The Last Invisible Boy
Antheneum Books for Young Readers, 2008
Meet Finn. He's slowly fading. His hair is getting whiter. His skin is paler. And he doesn't want to go to school or see people or do any of the things he used to do before The Terrible Day That Changed Everything.
Finn has this thing for name meanings. Findlay stands for "fair hero". Finn doesn't feel like a hero, he feels like a failure. He wasn't able to stop The Terrible Day That Changed Everything. Maybe that's why he's disappearing. So in a combination present-day journal/everyday story Finn tells us about his life now and then.

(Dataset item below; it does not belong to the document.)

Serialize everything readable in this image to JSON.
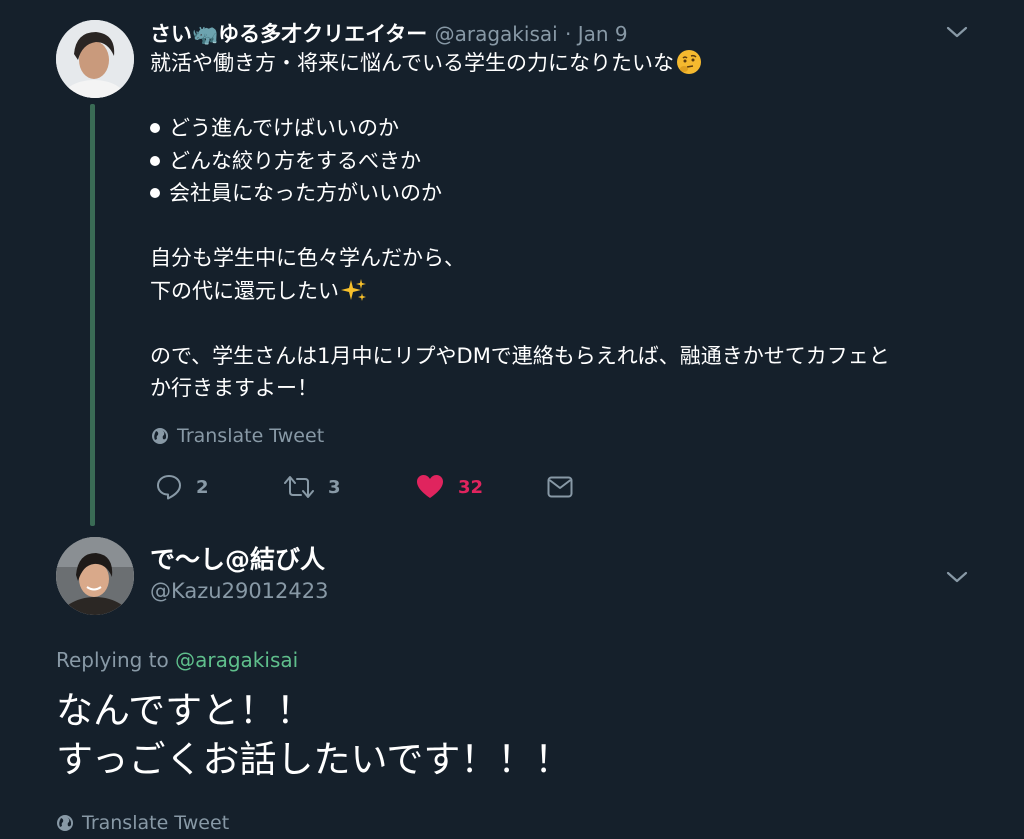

That's really all I can tell you because the story depends on you reading it. Finn talks to you. He shares with you. He waits for you. He wants to tell you about his family and his hopefully one day soon girlfriend but right now best friend Meli.

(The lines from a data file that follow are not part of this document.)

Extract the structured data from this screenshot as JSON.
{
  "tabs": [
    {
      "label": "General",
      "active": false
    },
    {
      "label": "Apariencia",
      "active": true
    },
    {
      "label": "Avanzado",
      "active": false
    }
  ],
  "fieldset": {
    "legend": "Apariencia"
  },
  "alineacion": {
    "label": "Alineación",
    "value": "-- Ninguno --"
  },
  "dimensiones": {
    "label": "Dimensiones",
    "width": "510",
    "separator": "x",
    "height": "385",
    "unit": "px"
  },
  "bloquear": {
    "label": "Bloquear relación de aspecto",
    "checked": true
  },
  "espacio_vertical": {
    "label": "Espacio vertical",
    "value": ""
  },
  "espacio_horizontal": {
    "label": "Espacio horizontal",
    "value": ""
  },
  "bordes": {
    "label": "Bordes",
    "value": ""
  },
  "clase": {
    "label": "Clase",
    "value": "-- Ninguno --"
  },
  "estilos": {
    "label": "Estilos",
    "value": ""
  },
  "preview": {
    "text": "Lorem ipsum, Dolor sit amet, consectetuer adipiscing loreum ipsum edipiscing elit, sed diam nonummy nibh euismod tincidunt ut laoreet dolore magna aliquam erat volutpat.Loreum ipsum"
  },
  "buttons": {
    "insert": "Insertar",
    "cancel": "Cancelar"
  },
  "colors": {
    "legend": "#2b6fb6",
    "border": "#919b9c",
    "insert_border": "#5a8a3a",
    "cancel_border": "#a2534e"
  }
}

The Last Invisible Boy is sad and hopeful and beautiful.
There were so many lines to write down and remember:
p. 5 - I'm vanishing in bits and pieces, like a disease that will not kill me but will erase me.

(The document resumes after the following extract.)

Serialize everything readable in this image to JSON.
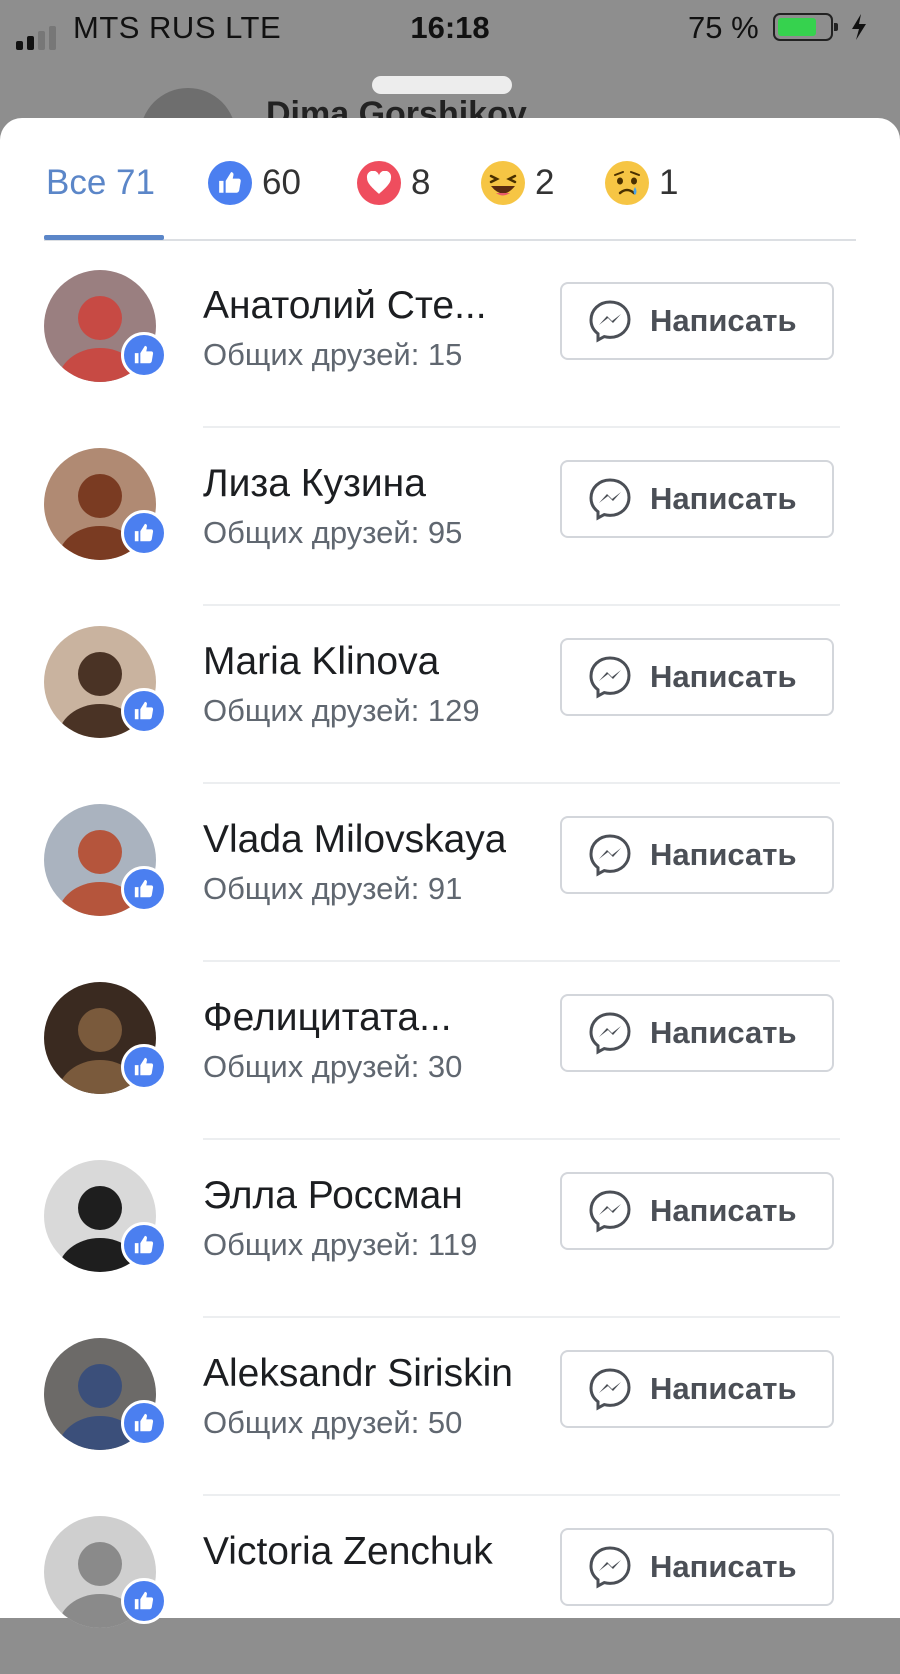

p. 36 - I love happy endings. I just wish there were more of them.
p. 44 - Most people think that Meli is my girlfriend, probably because I tell them she's my girlfriend...
p. 95 - Here's something I know. I'd give the whole world...for one more visit with my dad...
It's just so simple and moving. You should read it. Go ahead. I'll be here when you get back.